The US issued an emergency warning on Sunday after learning that software that may have been used by most Fortune 500 companies and multiple federal agencies, including the US military and the Pentagon, had been hijacked to gain entry to secure IT systems.
“We urge all our partners — in the public [and] private sectors — to assess their exposure to this compromise and to secure their networks,” said the US Cybersecurity and Infrastructure Security Agency, after a cyber security company unearthed the “global intrusion campaign”.
The US government has not identified the attacker. However, FireEye, the US cyber security group that first flagged the hacking campaign last week and was itself hacked, attributed it to a nation-state.
SolarWinds, the software group whose “Orion” product was used to gain entry to government systems, said the hackers had inserted malware into software updates between March and June, which means hackers could have been lurking in systems for up to nine months. SolarWinds added that “fewer than 18,000” of its 275,000 customers may have been exposed.
The National Security Council at the White House said on Monday that it was working with CISA, the FBI, the intelligence community and affected departments and agencies “to co-ordinate a swift and effective whole-of-government recovery and response to the recent compromise”.
Jeremy Fleming, head of British signals intelligence agency GCHQ, said his staff were “working at pace” with its US partners and the private sector to understand the implications. The National Cyber Security Centre, GCHQ’s defensive cyber arm, is releasing advice for UK organisations which consider themselves at risk.
It is still unclear exactly which US government agencies have been compromised. The US commerce department confirmed that one of its bureaux had been breached and there were also media reports that the US Treasury had been hacked. A spokesperson declined to confirm the reports.
A spokesperson for the US Department of Homeland Security said it was “aware of reports of a breach. We are currently investigating the matter.”
Theresa Payton, former White House chief information officer and chief executive of cyber security consultancy Fortalice Solutions, said it was “very likely that [hackers] have access to months worth of data . . . which means staffer emails, messages, documents and more have been monitored, read, copied, intercepted”.
One person briefed on the investigation said the precision with which US government agencies had been targeted suggested that the motivation had been to gain intelligence from the heart of the US administration.
Mark Warner, the leading Democrat on the Senate select committee on intelligence, indicated that officials were still gathering information on the impact and goals of the attacks.
“[W]e should make clear that there will be consequences for any broader impact on private networks, critical infrastructure, or other sensitive sectors,” he said in a statement.
Rosa Smothers, a former CIA cyber threat analyst and technical intelligence officer, described the incident as “a very high-end attack” that could have a wider impact on the US’s Five Eyes intelligence-sharing partners.
She said the hack was most likely perpetrated by APT 29, a hacking group also known as Cozy Bear, which is known to have links to Russian intelligence.
“There’s a great deal of forensics work that’s going to have to be uncovered to determine the length and breadth of the damage done,” she said.
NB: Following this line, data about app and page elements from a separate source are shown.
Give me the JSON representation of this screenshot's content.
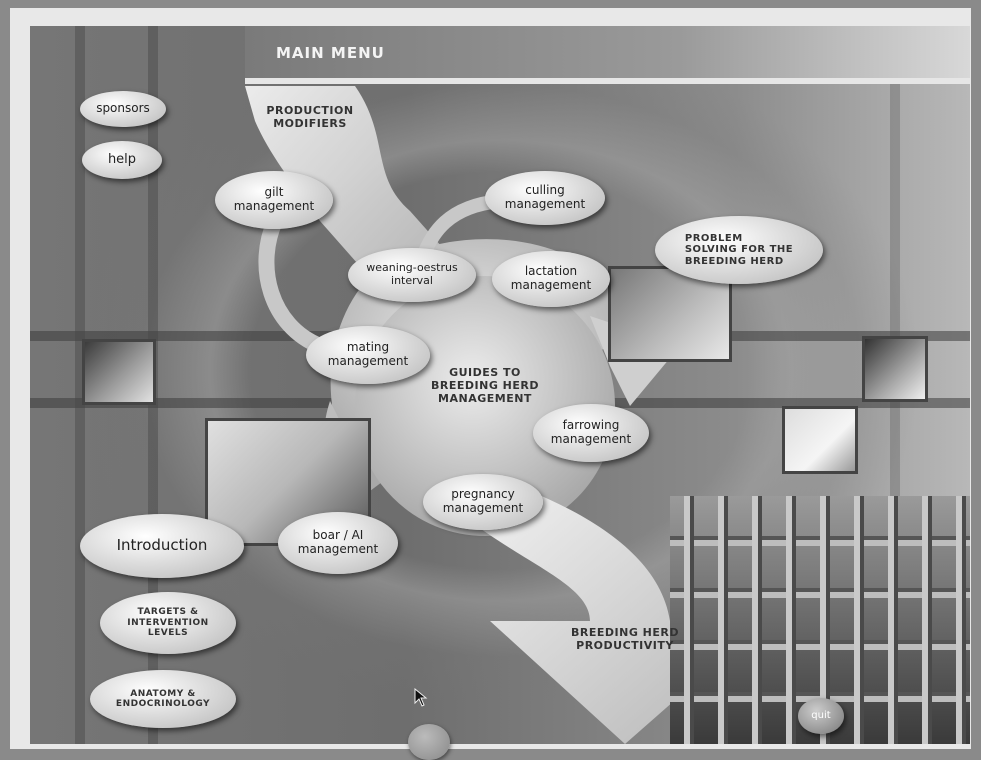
{
  "header": {
    "title": "MAIN MENU"
  },
  "side_menu": {
    "sponsors": "sponsors",
    "help": "help",
    "introduction": "Introduction",
    "targets": "TARGETS &\nINTERVENTION\nLEVELS",
    "anatomy": "ANATOMY &\nENDOCRINOLOGY"
  },
  "diagram": {
    "production_modifiers": "PRODUCTION\nMODIFIERS",
    "center_title": "GUIDES TO\nBREEDING HERD\nMANAGEMENT",
    "productivity": "BREEDING HERD\nPRODUCTIVITY",
    "modules": {
      "gilt": "gilt\nmanagement",
      "culling": "culling\nmanagement",
      "weaning": "weaning-oestrus\ninterval",
      "lactation": "lactation\nmanagement",
      "mating": "mating\nmanagement",
      "farrowing": "farrowing\nmanagement",
      "pregnancy": "pregnancy\nmanagement",
      "boar": "boar / AI\nmanagement"
    },
    "problem_solving": "PROBLEM\nSOLVING FOR THE\nBREEDING HERD"
  },
  "controls": {
    "quit": "quit"
  },
  "colors": {
    "background": "#767676",
    "oval": "#dddddd",
    "arrow": "#d4d4d4"
  }
}
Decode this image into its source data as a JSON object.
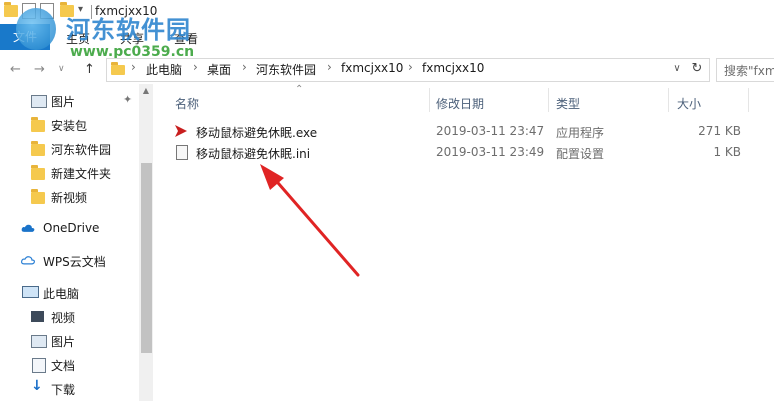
{
  "window": {
    "title": "fxmcjxx10"
  },
  "watermark": {
    "logo_text": "文件",
    "title": "河东软件园",
    "url": "www.pc0359.cn"
  },
  "ribbon": {
    "file_tab": "文件",
    "tabs": [
      "主页",
      "共享",
      "查看"
    ]
  },
  "nav": {
    "back": "←",
    "forward": "→",
    "up": "↑",
    "breadcrumbs": [
      "此电脑",
      "桌面",
      "河东软件园",
      "fxmcjxx10",
      "fxmcjxx10"
    ],
    "crumb_sep": "›",
    "dropdown": "∨",
    "refresh": "↻",
    "search_placeholder": "搜索\"fxm"
  },
  "sidebar": {
    "items": [
      {
        "label": "图片",
        "icon": "picture-icon",
        "pinned": true
      },
      {
        "label": "安装包",
        "icon": "folder-icon"
      },
      {
        "label": "河东软件园",
        "icon": "folder-icon"
      },
      {
        "label": "新建文件夹",
        "icon": "folder-icon"
      },
      {
        "label": "新视频",
        "icon": "folder-icon"
      },
      {
        "label": "OneDrive",
        "icon": "cloud-icon"
      },
      {
        "label": "WPS云文档",
        "icon": "wps-cloud-icon"
      },
      {
        "label": "此电脑",
        "icon": "computer-icon"
      },
      {
        "label": "视频",
        "icon": "video-icon"
      },
      {
        "label": "图片",
        "icon": "picture-icon"
      },
      {
        "label": "文档",
        "icon": "document-icon"
      },
      {
        "label": "下载",
        "icon": "download-icon"
      }
    ]
  },
  "filelist": {
    "columns": [
      "名称",
      "修改日期",
      "类型",
      "大小"
    ],
    "rows": [
      {
        "name": "移动鼠标避免休眠.exe",
        "date": "2019-03-11 23:47",
        "type": "应用程序",
        "size": "271 KB",
        "icon": "exe-icon"
      },
      {
        "name": "移动鼠标避免休眠.ini",
        "date": "2019-03-11 23:49",
        "type": "配置设置",
        "size": "1 KB",
        "icon": "ini-file-icon"
      }
    ]
  },
  "colors": {
    "accent": "#1979ca",
    "folder": "#f5c94e",
    "arrow": "#e02424"
  }
}
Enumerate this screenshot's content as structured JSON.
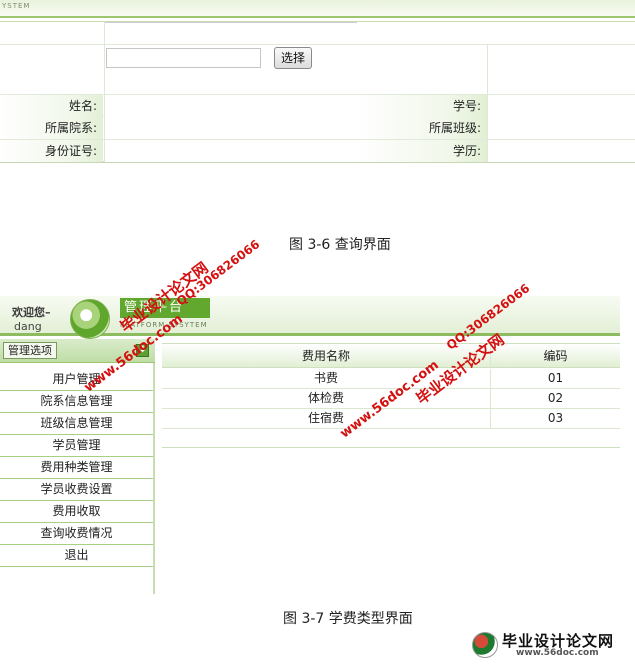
{
  "top_header": {
    "system_text": "YSTEM"
  },
  "query_form": {
    "select_button": "选择",
    "labels": {
      "name": "姓名:",
      "student_id": "学号:",
      "department": "所属院系:",
      "class": "所属班级:",
      "id_number": "身份证号:",
      "education": "学历:"
    }
  },
  "captions": {
    "fig1": "图 3-6 查询界面",
    "fig2": "图 3-7 学费类型界面"
  },
  "app": {
    "welcome": "欢迎您–",
    "username": "dang",
    "logo_title": "管理平台",
    "logo_subtitle": "PLATFORM SYSYTEM",
    "menu_title": "管理选项",
    "menu_arrow": "⬇",
    "menu_items": [
      "用户管理",
      "院系信息管理",
      "班级信息管理",
      "学员管理",
      "费用种类管理",
      "学员收费设置",
      "费用收取",
      "查询收费情况",
      "退出"
    ],
    "table": {
      "headers": [
        "费用名称",
        "编码"
      ],
      "rows": [
        {
          "name": "书费",
          "code": "01"
        },
        {
          "name": "体检费",
          "code": "02"
        },
        {
          "name": "住宿费",
          "code": "03"
        }
      ]
    }
  },
  "watermarks": {
    "site_cn": "毕业设计论文网",
    "url": "www.56doc.com",
    "qq": "QQ:306826066"
  },
  "brand": {
    "name": "毕业设计论文网",
    "url": "www.56doc.com"
  },
  "colors": {
    "accent_green": "#8dbb5f",
    "watermark_red": "#d41010"
  }
}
Dmitry Peskov, president Vladimir Putin’s spokesman, said Russia had “nothing to do” with the attack.
“If the Americans couldn’t do anything about it for several months, then they probably shouldn’t make groundless accusations that the Russians did everything,” Mr Peskov said, according to Interfax.